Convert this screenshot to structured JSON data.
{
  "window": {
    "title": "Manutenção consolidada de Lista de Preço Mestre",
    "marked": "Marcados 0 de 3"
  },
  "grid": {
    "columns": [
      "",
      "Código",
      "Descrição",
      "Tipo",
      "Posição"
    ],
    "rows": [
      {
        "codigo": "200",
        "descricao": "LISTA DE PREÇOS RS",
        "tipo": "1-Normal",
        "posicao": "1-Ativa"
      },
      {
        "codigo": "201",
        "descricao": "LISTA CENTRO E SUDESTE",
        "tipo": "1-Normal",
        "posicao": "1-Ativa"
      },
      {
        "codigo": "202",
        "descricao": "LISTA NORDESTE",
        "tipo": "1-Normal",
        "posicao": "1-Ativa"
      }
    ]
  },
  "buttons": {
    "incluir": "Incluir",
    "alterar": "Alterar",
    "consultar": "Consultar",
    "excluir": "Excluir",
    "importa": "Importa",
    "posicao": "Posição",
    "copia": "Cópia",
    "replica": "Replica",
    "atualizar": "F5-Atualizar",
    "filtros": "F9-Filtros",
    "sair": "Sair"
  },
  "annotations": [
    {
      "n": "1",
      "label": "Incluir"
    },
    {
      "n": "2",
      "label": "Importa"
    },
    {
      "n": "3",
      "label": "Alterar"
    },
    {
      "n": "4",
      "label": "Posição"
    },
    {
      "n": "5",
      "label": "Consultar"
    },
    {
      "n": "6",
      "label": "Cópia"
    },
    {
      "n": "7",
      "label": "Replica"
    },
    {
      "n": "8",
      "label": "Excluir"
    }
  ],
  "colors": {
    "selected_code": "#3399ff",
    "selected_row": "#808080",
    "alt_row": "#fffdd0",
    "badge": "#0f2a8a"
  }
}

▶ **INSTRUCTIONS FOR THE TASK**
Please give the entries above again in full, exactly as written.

▶ **EXERCISE OUTPUT**
Convert this screenshot to structured JSON data.
{
  "window": {
    "title": "Manutenção consolidada de Lista de Preço Mestre",
    "marked": "Marcados 0 de 3"
  },
  "grid": {
    "columns": [
      "",
      "Código",
      "Descrição",
      "Tipo",
      "Posição"
    ],
    "rows": [
      {
        "codigo": "200",
        "descricao": "LISTA DE PREÇOS RS",
        "tipo": "1-Normal",
        "posicao": "1-Ativa"
      },
      {
        "codigo": "201",
        "descricao": "LISTA CENTRO E SUDESTE",
        "tipo": "1-Normal",
        "posicao": "1-Ativa"
      },
      {
        "codigo": "202",
        "descricao": "LISTA NORDESTE",
        "tipo": "1-Normal",
        "posicao": "1-Ativa"
      }
    ]
  },
  "buttons": {
    "incluir": "Incluir",
    "alterar": "Alterar",
    "consultar": "Consultar",
    "excluir": "Excluir",
    "importa": "Importa",
    "posicao": "Posição",
    "copia": "Cópia",
    "replica": "Replica",
    "atualizar": "F5-Atualizar",
    "filtros": "F9-Filtros",
    "sair": "Sair"
  },
  "annotations": [
    {
      "n": "1",
      "label": "Incluir"
    },
    {
      "n": "2",
      "label": "Importa"
    },
    {
      "n": "3",
      "label": "Alterar"
    },
    {
      "n": "4",
      "label": "Posição"
    },
    {
      "n": "5",
      "label": "Consultar"
    },
    {
      "n": "6",
      "label": "Cópia"
    },
    {
      "n": "7",
      "label": "Replica"
    },
    {
      "n": "8",
      "label": "Excluir"
    }
  ],
  "colors": {
    "selected_code": "#3399ff",
    "selected_row": "#808080",
    "alt_row": "#fffdd0",
    "badge": "#0f2a8a"
  }
}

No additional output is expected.